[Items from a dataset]
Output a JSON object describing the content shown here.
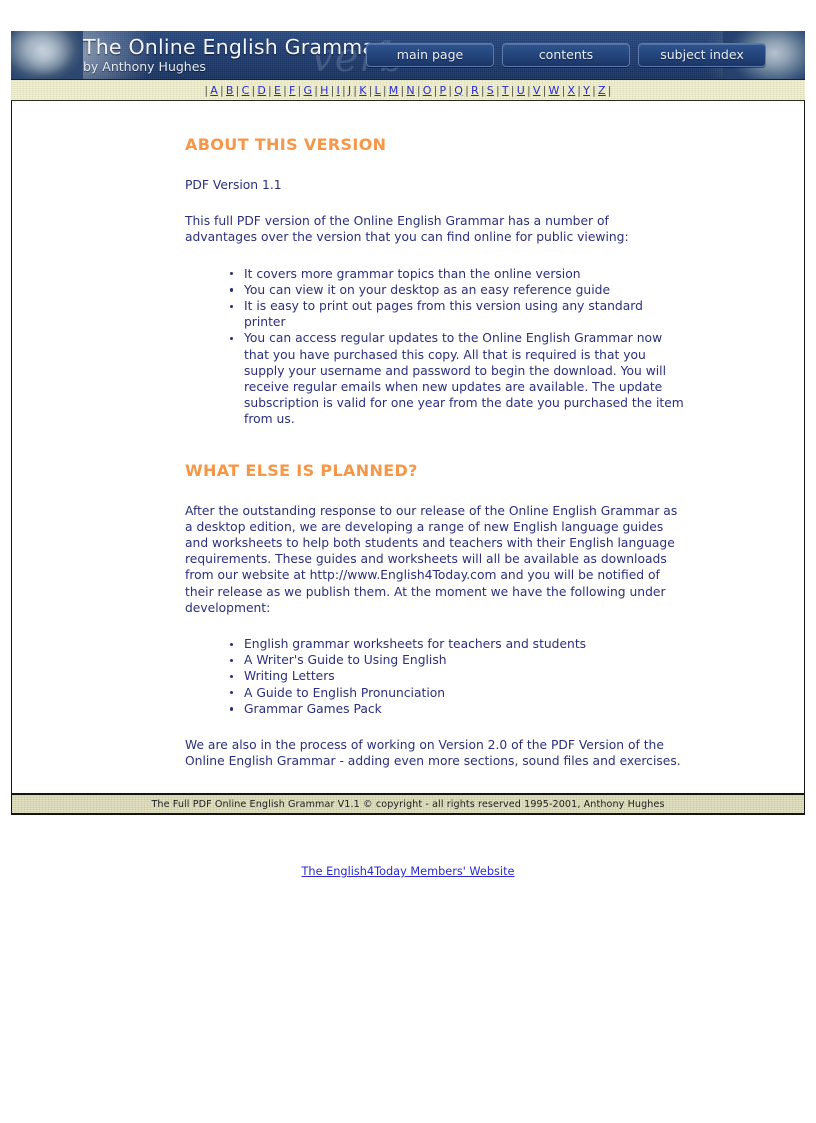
{
  "banner": {
    "title": "The Online English Grammar",
    "subtitle": "by Anthony Hughes",
    "watermark": "verb",
    "nav": [
      {
        "label": "main page",
        "name": "main-page"
      },
      {
        "label": "contents",
        "name": "contents"
      },
      {
        "label": "subject index",
        "name": "subject-index"
      }
    ]
  },
  "alpha_index": {
    "separator": "|",
    "letters": [
      "A",
      "B",
      "C",
      "D",
      "E",
      "F",
      "G",
      "H",
      "I",
      "J",
      "K",
      "L",
      "M",
      "N",
      "O",
      "P",
      "Q",
      "R",
      "S",
      "T",
      "U",
      "V",
      "W",
      "X",
      "Y",
      "Z"
    ]
  },
  "main": {
    "section1": {
      "heading": "ABOUT THIS VERSION",
      "version_line": "PDF Version 1.1",
      "intro": "This full PDF version of the Online English Grammar has a number of advantages over the version that you can find online for public viewing:",
      "bullets": [
        "It covers more grammar topics than the online version",
        "You can view it on your desktop as an easy reference guide",
        "It is easy to print out pages from this version using any standard printer",
        "You can access regular updates to the Online English Grammar now that you have purchased this copy. All that is required is that you supply your username and password to begin the download. You will receive regular emails when new updates are available. The update subscription is valid for one year from the date you purchased the item from us."
      ]
    },
    "section2": {
      "heading": "WHAT ELSE IS PLANNED?",
      "intro": "After the outstanding response to our release of the Online English Grammar as a desktop edition, we are developing a range of new English language guides and worksheets to help both students and teachers with their English language requirements. These guides and worksheets will all be available as downloads from our website at http://www.English4Today.com and you will be notified of their release as we publish them. At the moment we have the following under development:",
      "bullets": [
        "English grammar worksheets for teachers and students",
        "A Writer's Guide to Using English",
        "Writing Letters",
        "A Guide to English Pronunciation",
        "Grammar Games Pack"
      ],
      "closing": "We are also in the process of working on Version 2.0 of the PDF Version of the Online English Grammar - adding even more sections, sound files and exercises."
    }
  },
  "footer": {
    "copyright": "The Full PDF Online English Grammar V1.1 © copyright - all rights reserved 1995-2001, Anthony Hughes",
    "bottom_link": "The English4Today Members' Website"
  },
  "colors": {
    "heading_orange": "#f79646",
    "body_blue": "#2b2f7a",
    "link_blue": "#2a2ad0",
    "banner_blue": "#1b3a6b",
    "bar_cream": "#e8e8c8",
    "footer_olive": "#d6d6a8"
  }
}
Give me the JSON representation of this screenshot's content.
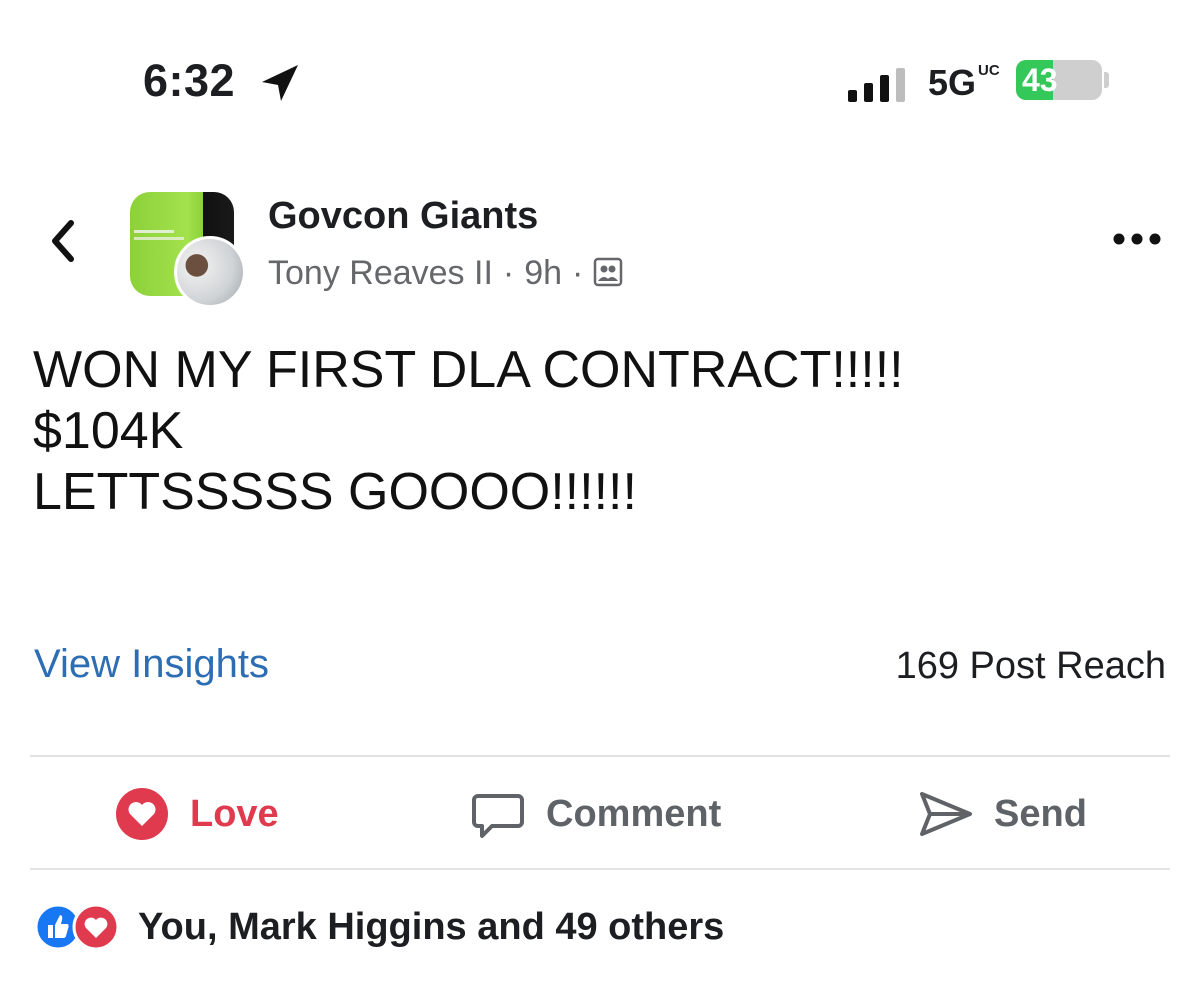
{
  "status_bar": {
    "time": "6:32",
    "network": "5G",
    "network_suffix": "UC",
    "battery_percent": "43",
    "battery_level": 0.43,
    "location_icon": "location-arrow-icon",
    "signal_icon": "signal-bars-icon"
  },
  "header": {
    "group_name": "Govcon Giants",
    "author": "Tony Reaves II",
    "time_ago": "9h",
    "separator": "·",
    "audience_icon": "group-members-icon"
  },
  "post": {
    "lines": [
      "WON MY FIRST DLA CONTRACT!!!!!",
      "$104K",
      "LETTSSSSS GOOOO!!!!!!"
    ]
  },
  "insights": {
    "link": "View Insights",
    "reach": "169 Post Reach"
  },
  "actions": {
    "love": "Love",
    "comment": "Comment",
    "send": "Send"
  },
  "reactions": {
    "summary": "You, Mark Higgins and 49 others"
  },
  "colors": {
    "link_blue": "#2d6db3",
    "love_red": "#e03a4e",
    "like_blue": "#1877f2",
    "battery_green": "#34c759"
  }
}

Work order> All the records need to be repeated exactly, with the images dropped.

Written solution>
Output a JSON object describing the content shown here.
{
  "banner": {
    "title": "The Online English Grammar",
    "subtitle": "by Anthony Hughes",
    "watermark": "verb",
    "nav": [
      {
        "label": "main page",
        "name": "main-page"
      },
      {
        "label": "contents",
        "name": "contents"
      },
      {
        "label": "subject index",
        "name": "subject-index"
      }
    ]
  },
  "alpha_index": {
    "separator": "|",
    "letters": [
      "A",
      "B",
      "C",
      "D",
      "E",
      "F",
      "G",
      "H",
      "I",
      "J",
      "K",
      "L",
      "M",
      "N",
      "O",
      "P",
      "Q",
      "R",
      "S",
      "T",
      "U",
      "V",
      "W",
      "X",
      "Y",
      "Z"
    ]
  },
  "main": {
    "section1": {
      "heading": "ABOUT THIS VERSION",
      "version_line": "PDF Version 1.1",
      "intro": "This full PDF version of the Online English Grammar has a number of advantages over the version that you can find online for public viewing:",
      "bullets": [
        "It covers more grammar topics than the online version",
        "You can view it on your desktop as an easy reference guide",
        "It is easy to print out pages from this version using any standard printer",
        "You can access regular updates to the Online English Grammar now that you have purchased this copy. All that is required is that you supply your username and password to begin the download. You will receive regular emails when new updates are available. The update subscription is valid for one year from the date you purchased the item from us."
      ]
    },
    "section2": {
      "heading": "WHAT ELSE IS PLANNED?",
      "intro": "After the outstanding response to our release of the Online English Grammar as a desktop edition, we are developing a range of new English language guides and worksheets to help both students and teachers with their English language requirements. These guides and worksheets will all be available as downloads from our website at http://www.English4Today.com and you will be notified of their release as we publish them. At the moment we have the following under development:",
      "bullets": [
        "English grammar worksheets for teachers and students",
        "A Writer's Guide to Using English",
        "Writing Letters",
        "A Guide to English Pronunciation",
        "Grammar Games Pack"
      ],
      "closing": "We are also in the process of working on Version 2.0 of the PDF Version of the Online English Grammar - adding even more sections, sound files and exercises."
    }
  },
  "footer": {
    "copyright": "The Full PDF Online English Grammar V1.1 © copyright - all rights reserved 1995-2001, Anthony Hughes",
    "bottom_link": "The English4Today Members' Website"
  },
  "colors": {
    "heading_orange": "#f79646",
    "body_blue": "#2b2f7a",
    "link_blue": "#2a2ad0",
    "banner_blue": "#1b3a6b",
    "bar_cream": "#e8e8c8",
    "footer_olive": "#d6d6a8"
  }
}
Give me the JSON representation of this screenshot's content.
{
  "status_bar": {
    "time": "6:32",
    "network": "5G",
    "network_suffix": "UC",
    "battery_percent": "43",
    "battery_level": 0.43,
    "location_icon": "location-arrow-icon",
    "signal_icon": "signal-bars-icon"
  },
  "header": {
    "group_name": "Govcon Giants",
    "author": "Tony Reaves II",
    "time_ago": "9h",
    "separator": "·",
    "audience_icon": "group-members-icon"
  },
  "post": {
    "lines": [
      "WON MY FIRST DLA CONTRACT!!!!!",
      "$104K",
      "LETTSSSSS GOOOO!!!!!!"
    ]
  },
  "insights": {
    "link": "View Insights",
    "reach": "169 Post Reach"
  },
  "actions": {
    "love": "Love",
    "comment": "Comment",
    "send": "Send"
  },
  "reactions": {
    "summary": "You, Mark Higgins and 49 others"
  },
  "colors": {
    "link_blue": "#2d6db3",
    "love_red": "#e03a4e",
    "like_blue": "#1877f2",
    "battery_green": "#34c759"
  }
}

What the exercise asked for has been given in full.